BEGIN

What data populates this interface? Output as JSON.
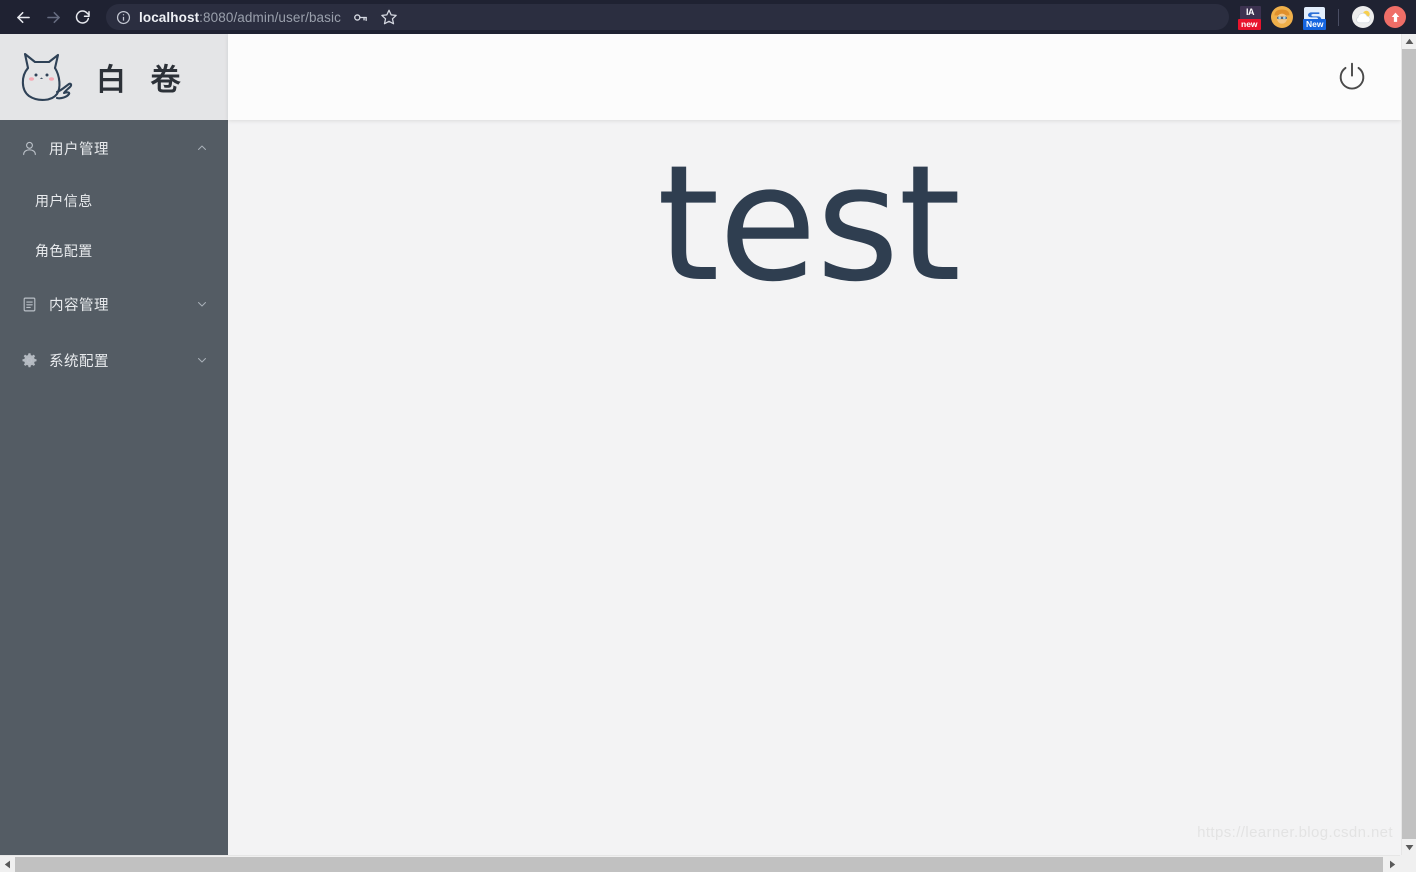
{
  "browser": {
    "back_icon": "back-arrow-icon",
    "forward_icon": "forward-arrow-icon",
    "reload_icon": "reload-icon",
    "info_icon": "site-info-icon",
    "url_host": "localhost",
    "url_rest": ":8080/admin/user/basic",
    "url_full": "localhost:8080/admin/user/basic",
    "actions": [
      {
        "name": "password-key-icon",
        "glyph": "key"
      },
      {
        "name": "bookmark-star-icon",
        "glyph": "star"
      }
    ],
    "extensions": [
      {
        "name": "ia-extension-icon",
        "label": "IA",
        "badge": "new",
        "badge_color": "#e8142d"
      },
      {
        "name": "avatar-extension-icon",
        "label": "",
        "badge": "",
        "badge_color": ""
      },
      {
        "name": "s-extension-icon",
        "label": "S",
        "badge": "New",
        "badge_color": "#1565e0"
      }
    ],
    "profile": [
      {
        "name": "weather-extension-icon"
      },
      {
        "name": "upload-arrow-icon"
      }
    ]
  },
  "app": {
    "logo_icon": "cat-logo-icon",
    "title": "白 卷",
    "header": {
      "logout_icon": "power-logout-icon"
    }
  },
  "sidebar": {
    "groups": [
      {
        "id": "user-management",
        "label": "用户管理",
        "icon": "user-icon",
        "expanded": true,
        "chevron": "chevron-up-icon",
        "items": [
          {
            "id": "user-basic",
            "label": "用户信息"
          },
          {
            "id": "role-config",
            "label": "角色配置"
          }
        ]
      },
      {
        "id": "content-management",
        "label": "内容管理",
        "icon": "document-icon",
        "expanded": false,
        "chevron": "chevron-down-icon",
        "items": []
      },
      {
        "id": "system-config",
        "label": "系统配置",
        "icon": "gear-icon",
        "expanded": false,
        "chevron": "chevron-down-icon",
        "items": []
      }
    ]
  },
  "main": {
    "heading": "test",
    "watermark": "https://learner.blog.csdn.net"
  },
  "colors": {
    "sidebar_bg": "#545c64",
    "logo_bg": "#e4e5e7",
    "header_bg": "#fcfcfc",
    "content_bg": "#f3f3f4",
    "heading_color": "#2f3e50",
    "chrome_bg": "#1f2232",
    "omnibox_bg": "#2b2e40"
  },
  "scrollbars": {
    "vertical_up": "scroll-up-arrow",
    "vertical_down": "scroll-down-arrow",
    "horizontal_left": "scroll-left-arrow",
    "horizontal_right": "scroll-right-arrow"
  }
}
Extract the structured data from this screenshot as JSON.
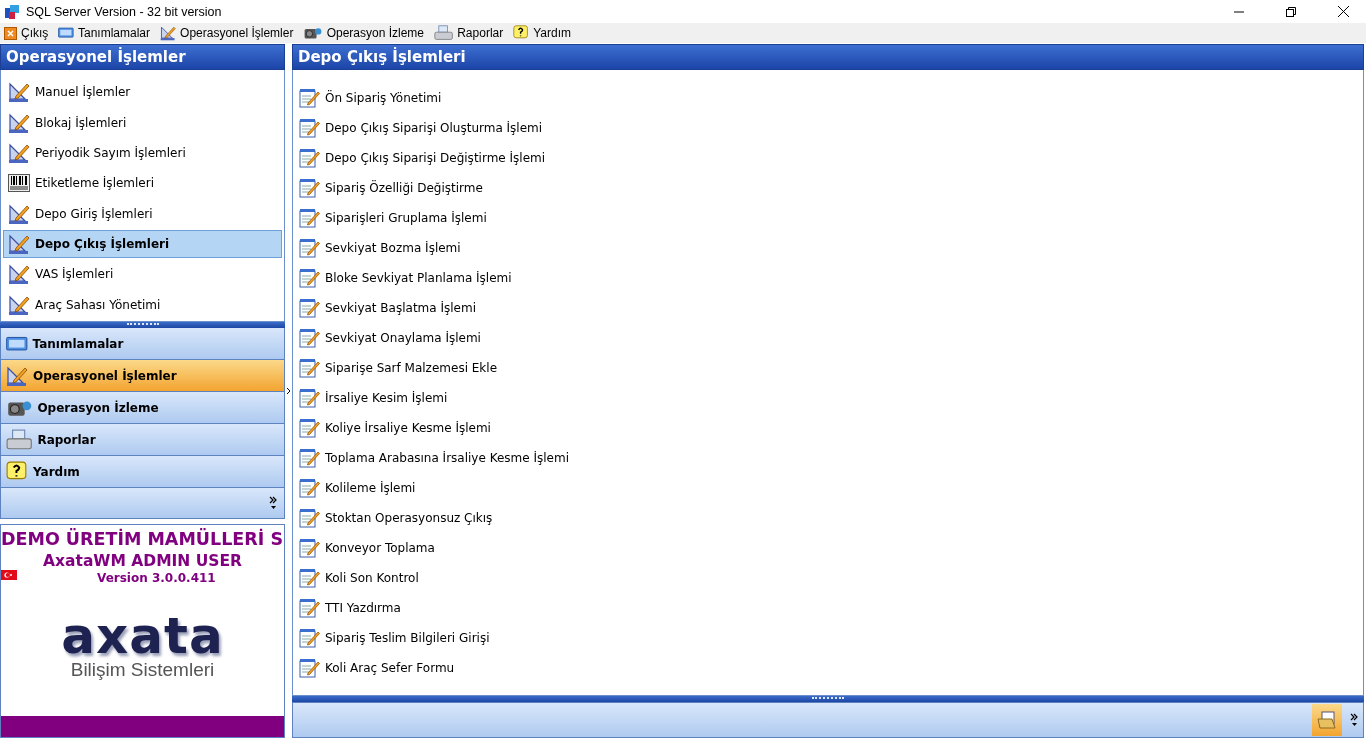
{
  "window": {
    "title": "SQL Server Version - 32 bit version"
  },
  "menu": [
    {
      "label": "Çıkış",
      "kind": "exit"
    },
    {
      "label": "Tanımlamalar",
      "kind": "keyboard"
    },
    {
      "label": "Operasyonel İşlemler",
      "kind": "tool"
    },
    {
      "label": "Operasyon İzleme",
      "kind": "camera"
    },
    {
      "label": "Raporlar",
      "kind": "printer"
    },
    {
      "label": "Yardım",
      "kind": "help"
    }
  ],
  "left_panel": {
    "title": "Operasyonel İşlemler",
    "items": [
      {
        "label": "Manuel İşlemler",
        "kind": "tool",
        "selected": false
      },
      {
        "label": "Blokaj İşlemleri",
        "kind": "tool",
        "selected": false
      },
      {
        "label": "Periyodik Sayım İşlemleri",
        "kind": "tool",
        "selected": false
      },
      {
        "label": "Etiketleme İşlemleri",
        "kind": "barcode",
        "selected": false
      },
      {
        "label": "Depo Giriş İşlemleri",
        "kind": "tool",
        "selected": false
      },
      {
        "label": "Depo Çıkış İşlemleri",
        "kind": "tool",
        "selected": true
      },
      {
        "label": "VAS İşlemleri",
        "kind": "tool",
        "selected": false
      },
      {
        "label": "Araç Sahası Yönetimi",
        "kind": "tool",
        "selected": false
      }
    ]
  },
  "nav_buttons": [
    {
      "label": "Tanımlamalar",
      "kind": "keyboard",
      "selected": false
    },
    {
      "label": "Operasyonel İşlemler",
      "kind": "tool",
      "selected": true
    },
    {
      "label": "Operasyon İzleme",
      "kind": "camera",
      "selected": false
    },
    {
      "label": "Raporlar",
      "kind": "printer",
      "selected": false
    },
    {
      "label": "Yardım",
      "kind": "help",
      "selected": false
    }
  ],
  "info": {
    "company": "DEMO ÜRETİM MAMÜLLERİ S",
    "user": "AxataWM ADMIN USER",
    "version": "Version 3.0.0.411",
    "logo": "axata",
    "logo_subtitle": "Bilişim Sistemleri"
  },
  "main": {
    "title": "Depo Çıkış İşlemleri",
    "items": [
      "Ön Sipariş Yönetimi",
      "Depo Çıkış Siparişi Oluşturma İşlemi",
      "Depo Çıkış Siparişi Değiştirme İşlemi",
      "Sipariş Özelliği Değiştirme",
      "Siparişleri Gruplama İşlemi",
      "Sevkiyat Bozma İşlemi",
      "Bloke Sevkiyat Planlama İşlemi",
      "Sevkiyat Başlatma İşlemi",
      "Sevkiyat Onaylama İşlemi",
      "Siparişe Sarf Malzemesi Ekle",
      "İrsaliye Kesim İşlemi",
      "Koliye İrsaliye Kesme İşlemi",
      "Toplama Arabasına İrsaliye Kesme İşlemi",
      "Kolileme İşlemi",
      "Stoktan Operasyonsuz Çıkış",
      "Konveyor Toplama",
      "Koli Son Kontrol",
      "TTI Yazdırma",
      "Sipariş Teslim Bilgileri Girişi",
      "Koli Araç Sefer Formu"
    ]
  }
}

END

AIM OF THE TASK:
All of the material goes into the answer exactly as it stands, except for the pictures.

EXERCISE ANSWER:
What data populates this interface? Output as JSON.
{
  "browser": {
    "back_icon": "back-arrow-icon",
    "forward_icon": "forward-arrow-icon",
    "reload_icon": "reload-icon",
    "info_icon": "site-info-icon",
    "url_host": "localhost",
    "url_rest": ":8080/admin/user/basic",
    "url_full": "localhost:8080/admin/user/basic",
    "actions": [
      {
        "name": "password-key-icon",
        "glyph": "key"
      },
      {
        "name": "bookmark-star-icon",
        "glyph": "star"
      }
    ],
    "extensions": [
      {
        "name": "ia-extension-icon",
        "label": "IA",
        "badge": "new",
        "badge_color": "#e8142d"
      },
      {
        "name": "avatar-extension-icon",
        "label": "",
        "badge": "",
        "badge_color": ""
      },
      {
        "name": "s-extension-icon",
        "label": "S",
        "badge": "New",
        "badge_color": "#1565e0"
      }
    ],
    "profile": [
      {
        "name": "weather-extension-icon"
      },
      {
        "name": "upload-arrow-icon"
      }
    ]
  },
  "app": {
    "logo_icon": "cat-logo-icon",
    "title": "白 卷",
    "header": {
      "logout_icon": "power-logout-icon"
    }
  },
  "sidebar": {
    "groups": [
      {
        "id": "user-management",
        "label": "用户管理",
        "icon": "user-icon",
        "expanded": true,
        "chevron": "chevron-up-icon",
        "items": [
          {
            "id": "user-basic",
            "label": "用户信息"
          },
          {
            "id": "role-config",
            "label": "角色配置"
          }
        ]
      },
      {
        "id": "content-management",
        "label": "内容管理",
        "icon": "document-icon",
        "expanded": false,
        "chevron": "chevron-down-icon",
        "items": []
      },
      {
        "id": "system-config",
        "label": "系统配置",
        "icon": "gear-icon",
        "expanded": false,
        "chevron": "chevron-down-icon",
        "items": []
      }
    ]
  },
  "main": {
    "heading": "test",
    "watermark": "https://learner.blog.csdn.net"
  },
  "colors": {
    "sidebar_bg": "#545c64",
    "logo_bg": "#e4e5e7",
    "header_bg": "#fcfcfc",
    "content_bg": "#f3f3f4",
    "heading_color": "#2f3e50",
    "chrome_bg": "#1f2232",
    "omnibox_bg": "#2b2e40"
  },
  "scrollbars": {
    "vertical_up": "scroll-up-arrow",
    "vertical_down": "scroll-down-arrow",
    "horizontal_left": "scroll-left-arrow",
    "horizontal_right": "scroll-right-arrow"
  }
}
Extract the structured data from this screenshot as JSON.
{
  "window": {
    "title": "SQL Server Version - 32 bit version"
  },
  "menu": [
    {
      "label": "Çıkış",
      "kind": "exit"
    },
    {
      "label": "Tanımlamalar",
      "kind": "keyboard"
    },
    {
      "label": "Operasyonel İşlemler",
      "kind": "tool"
    },
    {
      "label": "Operasyon İzleme",
      "kind": "camera"
    },
    {
      "label": "Raporlar",
      "kind": "printer"
    },
    {
      "label": "Yardım",
      "kind": "help"
    }
  ],
  "left_panel": {
    "title": "Operasyonel İşlemler",
    "items": [
      {
        "label": "Manuel İşlemler",
        "kind": "tool",
        "selected": false
      },
      {
        "label": "Blokaj İşlemleri",
        "kind": "tool",
        "selected": false
      },
      {
        "label": "Periyodik Sayım İşlemleri",
        "kind": "tool",
        "selected": false
      },
      {
        "label": "Etiketleme İşlemleri",
        "kind": "barcode",
        "selected": false
      },
      {
        "label": "Depo Giriş İşlemleri",
        "kind": "tool",
        "selected": false
      },
      {
        "label": "Depo Çıkış İşlemleri",
        "kind": "tool",
        "selected": true
      },
      {
        "label": "VAS İşlemleri",
        "kind": "tool",
        "selected": false
      },
      {
        "label": "Araç Sahası Yönetimi",
        "kind": "tool",
        "selected": false
      }
    ]
  },
  "nav_buttons": [
    {
      "label": "Tanımlamalar",
      "kind": "keyboard",
      "selected": false
    },
    {
      "label": "Operasyonel İşlemler",
      "kind": "tool",
      "selected": true
    },
    {
      "label": "Operasyon İzleme",
      "kind": "camera",
      "selected": false
    },
    {
      "label": "Raporlar",
      "kind": "printer",
      "selected": false
    },
    {
      "label": "Yardım",
      "kind": "help",
      "selected": false
    }
  ],
  "info": {
    "company": "DEMO ÜRETİM MAMÜLLERİ S",
    "user": "AxataWM ADMIN USER",
    "version": "Version 3.0.0.411",
    "logo": "axata",
    "logo_subtitle": "Bilişim Sistemleri"
  },
  "main": {
    "title": "Depo Çıkış İşlemleri",
    "items": [
      "Ön Sipariş Yönetimi",
      "Depo Çıkış Siparişi Oluşturma İşlemi",
      "Depo Çıkış Siparişi Değiştirme İşlemi",
      "Sipariş Özelliği Değiştirme",
      "Siparişleri Gruplama İşlemi",
      "Sevkiyat Bozma İşlemi",
      "Bloke Sevkiyat Planlama İşlemi",
      "Sevkiyat Başlatma İşlemi",
      "Sevkiyat Onaylama İşlemi",
      "Siparişe Sarf Malzemesi Ekle",
      "İrsaliye Kesim İşlemi",
      "Koliye İrsaliye Kesme İşlemi",
      "Toplama Arabasına İrsaliye Kesme İşlemi",
      "Kolileme İşlemi",
      "Stoktan Operasyonsuz Çıkış",
      "Konveyor Toplama",
      "Koli Son Kontrol",
      "TTI Yazdırma",
      "Sipariş Teslim Bilgileri Girişi",
      "Koli Araç Sefer Formu"
    ]
  }
}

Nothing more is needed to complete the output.